Jeffrey Epstein ordered all photos of Ghislaine Maxwell removed from his Palm Beach mansion when he entertained female guests, a New York federal court was told.
Cross examination of Juan Alessi, who worked full-time as a housekeeper at Epstein’s Palm Beach mansion from 1991 to 2002, continued in Ms Maxwell’s sex-trafficking trial on Friday.
Defence attorney Jeffrey Pagliuca asked Mr Alessi about an order given by Epstein to remove all photos of Ms Maxwell before he hosted other female guests.
“You never told Ms Maxwell about removing the other pictures?” asked Mr Pagliuca. “It was a secret between you and Mr Epstein.”
“It was not a secret, it was a mandate,” Mr Alessi replied, becoming increasingly agitated.
“(Epstein) never shared any of his personal life with me … he never suggested, implied anything.”
He was then asked why he thought he was told to take the pictures down.
“I have no idea.”
Mr Alessi said he would have been told to take down the pictures about three or four times.

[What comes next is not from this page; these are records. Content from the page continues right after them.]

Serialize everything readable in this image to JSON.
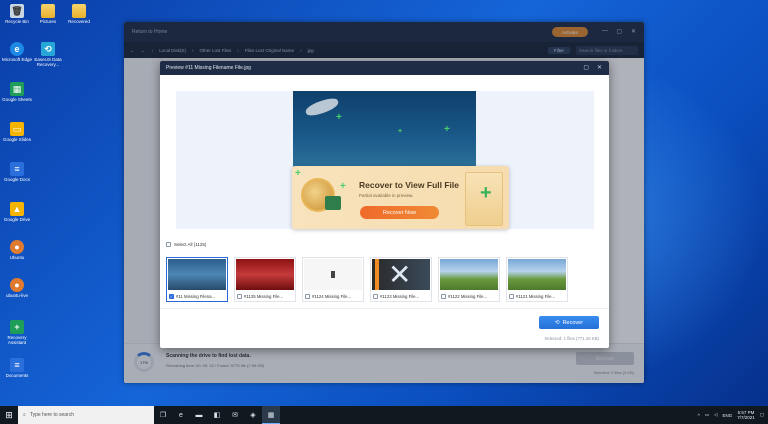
{
  "desktop": {
    "icons": [
      {
        "label": "Recycle Bin",
        "glyph": "🗑",
        "kind": "bin"
      },
      {
        "label": "Pictures",
        "glyph": "",
        "kind": "folder"
      },
      {
        "label": "Recovered",
        "glyph": "",
        "kind": "folder"
      },
      {
        "label": "Microsoft Edge",
        "glyph": "e",
        "kind": "edge"
      },
      {
        "label": "EaseUS Data Recovery...",
        "glyph": "⟲",
        "kind": "app"
      },
      {
        "label": "Google Sheets",
        "glyph": "▦",
        "kind": "gsheet"
      },
      {
        "label": "Google Slides",
        "glyph": "▭",
        "kind": "gslide"
      },
      {
        "label": "Google Docs",
        "glyph": "≡",
        "kind": "gdoc"
      },
      {
        "label": "Google Drive",
        "glyph": "▲",
        "kind": "gslide"
      },
      {
        "label": "Ubuntu",
        "glyph": "●",
        "kind": "person"
      },
      {
        "label": "ubuntu-live",
        "glyph": "●",
        "kind": "person"
      },
      {
        "label": "Recovery Assistant",
        "glyph": "+",
        "kind": "gsheet"
      },
      {
        "label": "Documents",
        "glyph": "≡",
        "kind": "gdoc"
      }
    ]
  },
  "app_window": {
    "return_label": "Return to Home",
    "activate_label": "Activate",
    "breadcrumb": [
      "Local Disk(E)",
      "Other Lost Files",
      "Files Lost Original Name",
      "jpg"
    ],
    "filter_label": "Filter",
    "search_placeholder": "Search files or folders",
    "progress_label": "17%",
    "scan_title": "Scanning the drive to find lost data.",
    "scan_sub": "Remaining time: 00: 00: 32 / Found: 5775 file (7.99 GB)",
    "recover_label": "Recover",
    "selected_info": "Selected: 0 files (0 KB)"
  },
  "modal": {
    "title": "Preview #11 Missing Filename File.jpg",
    "banner_title": "Recover to View Full File",
    "banner_sub": "Partial available in preview.",
    "recover_now_label": "Recover Now",
    "select_all_label": "Select All (1125)",
    "thumbnails": [
      {
        "label": "#11 Missing Filena...",
        "checked": true,
        "style": "p-fish"
      },
      {
        "label": "#1125 Missing File...",
        "checked": false,
        "style": "p-red"
      },
      {
        "label": "#1124 Missing File...",
        "checked": false,
        "style": "p-white"
      },
      {
        "label": "#1123 Missing File...",
        "checked": false,
        "style": "p-x"
      },
      {
        "label": "#1122 Missing File...",
        "checked": false,
        "style": "p-castle"
      },
      {
        "label": "#1121 Missing File...",
        "checked": false,
        "style": "p-castle"
      }
    ],
    "recover_label": "Recover",
    "selected_info": "Selected: 1 files (771.26 KB)"
  },
  "taskbar": {
    "search_placeholder": "Type here to search",
    "lang": "ENG",
    "time": "5:57 PM",
    "date": "7/7/2021"
  }
}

Ms Maxwell faces six charges: one each of enticement of a minor to travel to engage in illegal sex acts, transportation of a minor with intent to engage in illegal sex acts, sex trafficking of a minor, and three counts of conspiracy related to the other counts.
She has denied all the charges.
During a combative back-and-forth, Mr Pagliuca asked the house manager if he had ever phoned spas in Palm Beach to book massage therapists for Epstein, who was receiving three massages a day.
Mr Alessi denied calling spas, and said he only booked women when directed to by Epstein or Ms Maxwell.
He would organise their payment which was always exactly $100. The women would either be paid out of petty cash or by cheque from Epstein’s New York office.
Mr Pagliuca went on to ask Mr Alessi if anyone ever alerted him to abuse at the property.
“I wish they did because I would have done something to stop it,” he said.
Mr Alessi testified on Thursday that he drove a witness known as Jane to the Epstein estate in around 1994 when she was 14 years old.
On Friday, Mr Pagliuca tried to point out alleged inconsistencies between Mr Alessi’s testimony in court and previous sworn statements in civil cases involving Epstein.
Citing a deposition taken in 2016, Mr Pagliuca pointed out Mr Alessi had stated he had first met Jane in much later than 1994.
Mr Alessi said he had confused Jane with another young girl who had visited the property.
Mr Pagliuca went on to ask about Ms Maxwell’s fondness for photography.
“She was a good photographer and she had a fantastic set up of cameras and lenses,” he said, adding her photography was on display around the house.
“She took pictures of everything.”
There were also photos of Epstein and Maxwell with Pope John Paul II, Fidel Castro and Bill Clinton on display around the property, he said.
During the morning session, Judge Alison Nathan reminded counsel they were not to use the real name of the witness known as Jane.
Shortly afterward, Mr Pagliuca said Jane’s real name and realising he had made a mistake, apologised.
Judge Nathan ordered that the reference be struck from the court record and admonished Mr Pagliuca.
“You must carefully abide by my ruling,” she said, before calling both sets of lawyers into a sidebar.
Late on Friday, Epstein’s infamous massage table was introduced into evidence.
The green table, confiscated by law enforcement from Epstein’s mansion in 2005, was brought into the courtroom and shown to the jury.
The jury were earlier shown a police video of a raid on the Palm Beach property on 20 October 2005.
The video was not shown to public or the media, but previous coverage detailed how it showed pictures of young women in lingerie, and appeared to show a photo of Epstein standing at the White House podium.
The trial has previously heard Epstein and Ms Maxwell were a couple for a period in the 1990s. After their relationship ended, they became the “best of friends” and Ms Maxwell ran Epstein’s properties like “5-star hotels”.
Mr Alessi described Ms Maxwell as “the lady of the house” at the Palm Beach property in El Brillo Way, and said she maintained strict control over staff.
A 58-page house manual entered in evidence contained strict rules that the housekeeping staff had to follow.